A main task of a DBA’s life is keeping database versions and hardware up-to-date. This sounds easy, but actually it is not. This is especially if the system was not touched for a long period of time. And there might also be a lot of applications using a database. This implies dependencies.
The todays story is about a server migration that we did a couple of weeks ago. It meant moving 7 databases to a new hardware which we did by simply stopping the databases on the old server, stopping ASM on the old server, mounting the ASM disks to the new server(s) and creating cluster resources for the databases. But there were several other things to take care of. The following list is long but might not be complete, so please feel free to comment on that to make the list as good as possible.

  • cron jobs of ALL users
    • copy cron entries and all references scripts/directories etc

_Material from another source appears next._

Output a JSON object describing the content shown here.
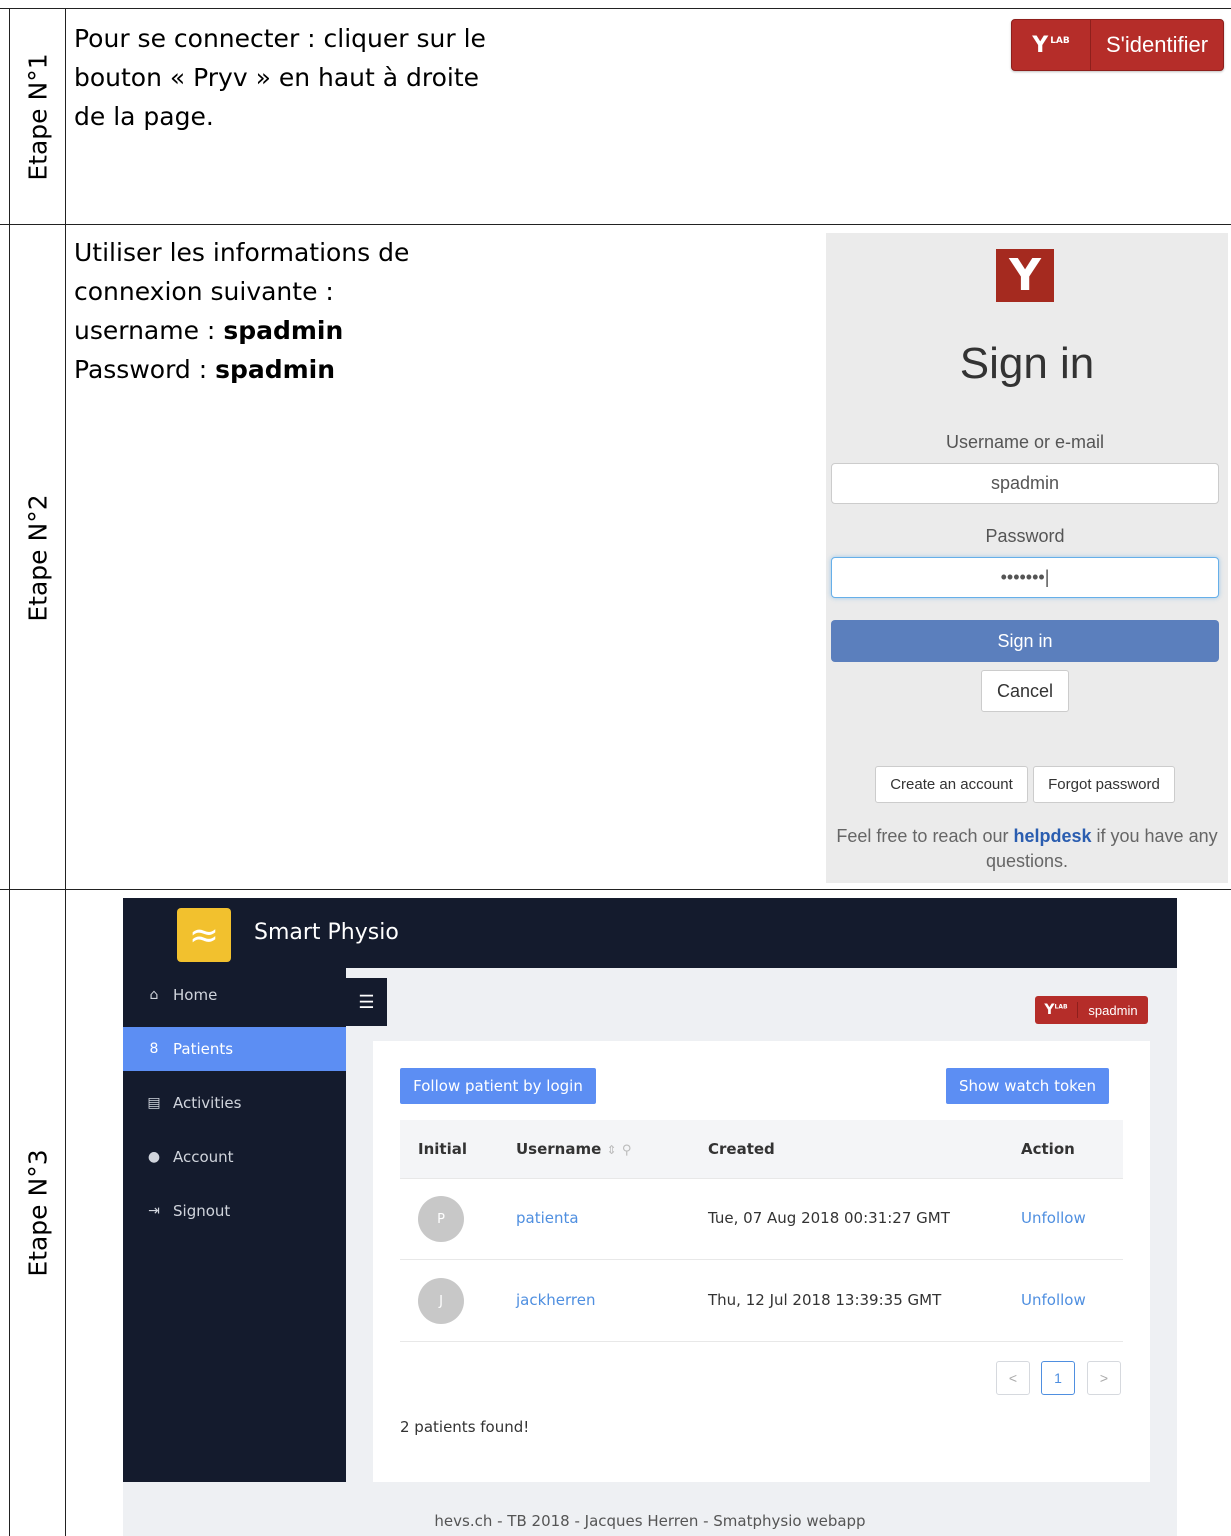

  • scripts
    • copy any scripts that are on the old system
  • local applications
    • copy any application and their configuration that might run on the old system
  • tnsnames.ora of ALL clients
    • prepare TNS aliases for the new system and activate them during the migration
    • notify all application owners who do not use tnsnames.ora or directory services (JDBC Thin, EZ-Connect, …)
  • external procedures
    • be ea
  • directories
    • adump
    • diagnostic_dest
    • directory objects
  • database links in ALL other databases
  • backup
    • RMAN configuration, especially locations for backups and snapshot controlfile
  • connect identifiers in applications, that do not use tnsnames.ora (JDBC etc)
  • SSH keys, authorized_keys
    • prepare any remote systems that were able to login via SSH to work seamlessly with the new server
    • add any neccessary entries to known_hosts and/or authorized_keys on the new server
  • Monitoring systems
    • change your central monitoring tool to monitor the new environment


Once you moved everything to the new system it might be a good idea to keep the Oracle Listener(s) up and running on the old system for a while. Doing that, you will be able to monitor the listener logfiles and identify any application/user/interface that were not updated and  are still trying to connect to the old environment.